Potash prices have rebounded modestly since last year but remain low, under pressure from bloated global capacity and soft crop prices.
The Saskatoon, Saskatchewan-based fertilizer producer’s revenue rose 6.4 percent to $1.11 billion, beating the average estimate of $1.09 billion.
Potash Corp’s results were mostly in line with expectations, but the company’s second-half prospects may not be bolstered by improving potash market conditions, disappointing some investors, Citi analyst P.J. Juvekar said.
The company left unchanged its guidance for full-year profits of 45 cents to 65 cents per share.
U.S.-listed shares of the company rose 1.7 percent in pre-market trading to $18.
Potash demand this year has been robust, helped by low prices and brisk offshore sales by Canpotex Ltd, the export company owned by Potash, Agrium Inc and Mosaic Co. Canpotex signed supply contracts this month with Chinese buyers at a higher price.
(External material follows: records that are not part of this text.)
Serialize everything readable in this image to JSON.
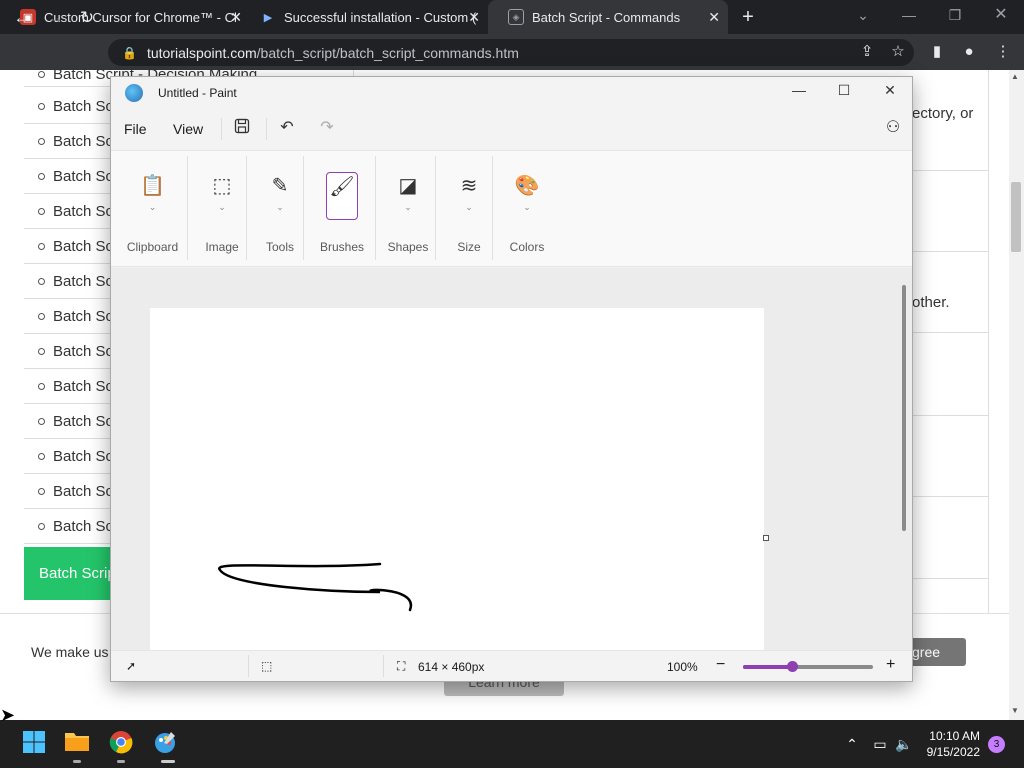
{
  "chrome": {
    "tabs": [
      {
        "title": "Custom Cursor for Chrome™ - Cl",
        "favicon": "custom-cursor-favicon"
      },
      {
        "title": "Successful installation - Custom (",
        "favicon": "cursor-arrow-favicon"
      },
      {
        "title": "Batch Script - Commands",
        "favicon": "tutorialspoint-favicon"
      }
    ],
    "new_tab": "+",
    "address": {
      "host": "tutorialspoint.com",
      "path": "/batch_script/batch_script_commands.htm"
    }
  },
  "webpage": {
    "sidebar_top_item": "Batch Script - Decision Making",
    "sidebar_items": [
      "Batch Sc",
      "Batch Sc",
      "Batch Sc",
      "Batch Sc",
      "Batch Sc",
      "Batch Sc",
      "Batch Sc",
      "Batch Sc",
      "Batch Sc",
      "Batch Sc",
      "Batch Sc",
      "Batch Sc",
      "Batch Sc"
    ],
    "green_button": "Batch Scrip",
    "right_text_1": "ectory,  or",
    "right_text_2": "other.",
    "cookie_text": "We make us",
    "agree_button": "gree",
    "learn_more_button": "Learn more"
  },
  "paint": {
    "title": "Untitled - Paint",
    "menu": {
      "file": "File",
      "view": "View"
    },
    "ribbon_groups": [
      {
        "label": "Clipboard",
        "icon": "clipboard-icon"
      },
      {
        "label": "Image",
        "icon": "selection-icon"
      },
      {
        "label": "Tools",
        "icon": "tools-icon"
      },
      {
        "label": "Brushes",
        "icon": "brush-icon"
      },
      {
        "label": "Shapes",
        "icon": "shapes-icon"
      },
      {
        "label": "Size",
        "icon": "size-icon"
      },
      {
        "label": "Colors",
        "icon": "palette-icon"
      }
    ],
    "status": {
      "canvas_size": "614 × 460px",
      "zoom": "100%",
      "zoom_level": 0.38
    },
    "accent": "#8e3fb0"
  },
  "taskbar": {
    "time": "10:10 AM",
    "date": "9/15/2022",
    "notifications": "3",
    "apps": [
      "windows-start-icon",
      "file-explorer-icon",
      "chrome-icon",
      "paint-icon"
    ]
  }
}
Potash Corp, the world’s third-largest potash producer, forecast global demand of 62 million to 65 million tonnes this year, up from an earlier forecast of 61 million to 64 million tonnes.
It said potash sales jumped 11 percent to 2.4 million tonnes in the second quarter.
The average realized price for potash rose to $174 per tonne from $154 per tonne a year ago. The company is also whittling down its costs selling the crop nutrient, as it has ramped up production at its expanded lowest-cost mine at Rocanville, Saskatchewan.
Potash said it expects its merger with rival Agrium to close late in the third quarter. The deal, which still requires U.S. and Canadian regulatory approval among others, would combine Potash Corp’s fertilizer capacity, the world’s largest, with Agrium’s farm retail network, North America’s biggest.
The new company would be known as Nutrien.
Potash’s net earnings rose to $201 million, or 24 cents per share, from $121 million, or 14 cents per share, a year earlier.
On an adjusted basis, it earned 16 cents per share, missing analysts’ average estimate by 2 cents, according to Thomson Reuters I/B/E/S. Weaker prices for nitrogen and phosphate fertilizers weighed on results.
Reporting by Ahmed Farhatha in Bangalore and Rod Nickel in Winnipeg, Manitoba; Editing by Amrutha Gayathri and Paul Simao